The past and present of city life

In the past two decades or so, Athens has changed at a rapid pace. The cost of living has increased but so have the opportunities that the city offers its inhabitants: Its cultural life is richer, as is the variety of services and products available to the public. Although still a peripheral city compared with the large European metropolises, present-day Athens is a different city from what it used to be. But somehow, one has the sense that the sudden and rapid changes that have taken place have not allowed for the city’s past to assimilate into the present or for people to grow aware of the city’s recent history and more traditional aspects. Two separate group exhibitions on contemporary art have their own way of making the public think about such issues, about what Athens used to be and has become in the past few years. In an unusual and playful exhibition titled «The Athenians» and currently on display at the Zoumboulakis gallery, six contemporary artists have created their own version of what they feel Athens and its people to be. Drawing on his usual humor and light sarcasm, Antonis Kyriakoulis has sketched large cartoons – some in the form of banners – of female figures, one assumes, the Athenian socialite ladies. Captions and words poke fun at social gatherings and focus attention on the deeper tensions in the Greek social class structure. Constantinos Kakanias, a Greek artist who lives in New York, has drawn a huge ancient Greek amphora (the painting is humorously placed on a pedestal) decorated with figures of «Mrs Tependris» – a grand-dame jet-setter and the artist’s famous fictional character – and her entourage. With smart humor, Kakanias speaks of how a figure that represents some of the most important aspects of contemporary life understands the country’s past. A cute and pleasant yet, at a second glance, slightly disturbing painting by Diamantis Aidinis depicts pedestrians at one of the city’s crossroads. The different scale of the figures and the angles from which the images are painted evoke a sense of people’s loneliness moving in a crowd. There are also Paris Chaviaras’s small-scale paintings that put together images and objects collected from everyday life, the dreamlike assemblages of Antonis Michailides and a collection of small paintings by Yiannis Skaltsas. Ranging from the humorous to a more esoteric feeling, «The Athenians» presents six different versions of how living in this city is experienced. The fact that the exhibition is being held at one of the city’s oldest and most established galleries enhances the allusions that it makes to the city’s local character. The second exhibition does not make any direct reference to Athens, nor does it intend to. This is a group exhibition on the genre of drawing rather than on a particular subject matter. A company by the name of «Synthesis» has put together works by 20 different artists, some of them foreign. (Some of the names of the artists participating are Nikos Alexiou, Lizie Calliga, Miltos Manetas, Lila Polenaki and Alexandros Psychoulis, among the Greek artists, and James Watkinson, Claudia Wegener and David Medalla.) It is a varied exhibition that includes some very interesting works made in one of the most basic and oldest genres in the visual arts. Viewing exhibitions with such a contemporary feel and international mix at an establishment like the Parnassos Literary Association is unexpected, to say the least. The still-lifes and landscape paintings made in a pseudo-academic style and shown on the ground floor is much closer to the kinds of exhibitions normally shown here. Parnassos is one of the oldest but now old-fashioned, rather frumpy cultural establishments of the city, a sort of club and venue for the «culturally sensitive» members of the Athenians bourgeoisie. By holding this contemporary art exhibition on the premises of Parnassos, the organizers of the show have created an odd mix of old and new, as one of the city’s more traditional venues displays aspects of its current scene. It provides yet another occasion to think about continuity and transformations and the ways that Athenians position themselves in respect to their past and present of their city. «The Athenians,» at the Zoumboulakis gallery (20 Kolonaki Square, 210.360.8278) through March 10. The group drawing exhibition at the Parnassos Literary Association (8 Karitsi Square, 210.322.1917) runs through February 28. ([email protected])

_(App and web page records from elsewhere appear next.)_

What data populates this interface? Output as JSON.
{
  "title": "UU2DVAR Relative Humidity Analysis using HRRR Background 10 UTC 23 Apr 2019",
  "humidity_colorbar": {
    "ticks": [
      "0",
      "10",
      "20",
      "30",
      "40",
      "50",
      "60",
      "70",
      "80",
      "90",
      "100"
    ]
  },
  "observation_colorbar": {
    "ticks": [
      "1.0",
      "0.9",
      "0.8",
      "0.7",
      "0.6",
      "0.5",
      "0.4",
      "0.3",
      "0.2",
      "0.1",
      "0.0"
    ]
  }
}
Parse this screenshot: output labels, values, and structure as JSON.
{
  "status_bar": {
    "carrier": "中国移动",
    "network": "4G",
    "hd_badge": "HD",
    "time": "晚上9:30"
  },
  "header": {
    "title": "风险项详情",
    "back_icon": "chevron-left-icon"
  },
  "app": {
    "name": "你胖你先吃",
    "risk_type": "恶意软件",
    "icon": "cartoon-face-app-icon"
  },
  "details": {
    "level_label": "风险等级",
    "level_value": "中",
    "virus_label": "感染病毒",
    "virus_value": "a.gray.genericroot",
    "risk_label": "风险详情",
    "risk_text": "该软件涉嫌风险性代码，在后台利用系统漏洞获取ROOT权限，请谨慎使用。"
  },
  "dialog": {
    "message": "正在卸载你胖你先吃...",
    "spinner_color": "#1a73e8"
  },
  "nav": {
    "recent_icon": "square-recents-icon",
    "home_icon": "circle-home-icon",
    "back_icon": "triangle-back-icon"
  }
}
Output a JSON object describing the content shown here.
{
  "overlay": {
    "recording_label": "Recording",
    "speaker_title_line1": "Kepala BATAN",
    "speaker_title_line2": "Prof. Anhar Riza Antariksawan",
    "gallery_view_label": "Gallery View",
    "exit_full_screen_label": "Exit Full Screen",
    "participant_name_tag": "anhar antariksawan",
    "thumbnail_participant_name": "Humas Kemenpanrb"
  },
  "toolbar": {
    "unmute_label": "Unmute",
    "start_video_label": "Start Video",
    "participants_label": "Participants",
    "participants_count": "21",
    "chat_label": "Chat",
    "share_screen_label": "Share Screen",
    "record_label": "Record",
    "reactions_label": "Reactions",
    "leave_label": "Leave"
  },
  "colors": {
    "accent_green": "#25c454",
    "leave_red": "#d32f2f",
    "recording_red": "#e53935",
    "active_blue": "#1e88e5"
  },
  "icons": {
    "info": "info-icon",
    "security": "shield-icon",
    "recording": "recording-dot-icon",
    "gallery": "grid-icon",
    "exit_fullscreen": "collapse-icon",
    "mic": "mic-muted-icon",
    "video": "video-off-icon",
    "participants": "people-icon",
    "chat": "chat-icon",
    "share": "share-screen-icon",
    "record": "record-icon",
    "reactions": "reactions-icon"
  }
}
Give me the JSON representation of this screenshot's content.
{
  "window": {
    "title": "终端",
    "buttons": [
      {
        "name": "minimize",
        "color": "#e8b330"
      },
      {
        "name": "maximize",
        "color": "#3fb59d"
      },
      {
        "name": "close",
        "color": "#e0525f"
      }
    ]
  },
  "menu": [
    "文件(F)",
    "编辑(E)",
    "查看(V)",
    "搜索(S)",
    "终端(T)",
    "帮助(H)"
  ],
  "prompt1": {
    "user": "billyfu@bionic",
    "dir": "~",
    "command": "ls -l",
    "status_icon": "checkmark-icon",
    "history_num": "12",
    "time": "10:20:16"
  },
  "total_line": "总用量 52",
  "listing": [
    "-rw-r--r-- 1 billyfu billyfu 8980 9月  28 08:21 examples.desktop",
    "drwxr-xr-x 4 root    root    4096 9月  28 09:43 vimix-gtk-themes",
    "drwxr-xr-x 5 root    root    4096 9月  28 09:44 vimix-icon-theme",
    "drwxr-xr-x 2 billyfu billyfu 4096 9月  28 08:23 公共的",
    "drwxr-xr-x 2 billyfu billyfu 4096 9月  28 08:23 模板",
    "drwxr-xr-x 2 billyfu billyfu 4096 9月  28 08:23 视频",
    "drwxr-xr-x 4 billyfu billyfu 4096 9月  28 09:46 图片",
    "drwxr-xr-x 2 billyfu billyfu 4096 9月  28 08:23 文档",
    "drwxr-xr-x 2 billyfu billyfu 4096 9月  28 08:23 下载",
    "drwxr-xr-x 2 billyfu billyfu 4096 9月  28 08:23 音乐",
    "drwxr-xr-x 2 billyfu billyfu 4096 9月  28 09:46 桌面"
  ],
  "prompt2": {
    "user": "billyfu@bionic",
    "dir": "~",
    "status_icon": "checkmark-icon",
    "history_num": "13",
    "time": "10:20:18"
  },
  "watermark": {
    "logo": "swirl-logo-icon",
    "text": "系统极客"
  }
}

Subscribe to our Newsletters

Enter your information below to receive our weekly newsletters with the latest insights, opinion pieces and current events straight to your inbox.

By signing up you are agreeing to our Terms of Service and Privacy Policy.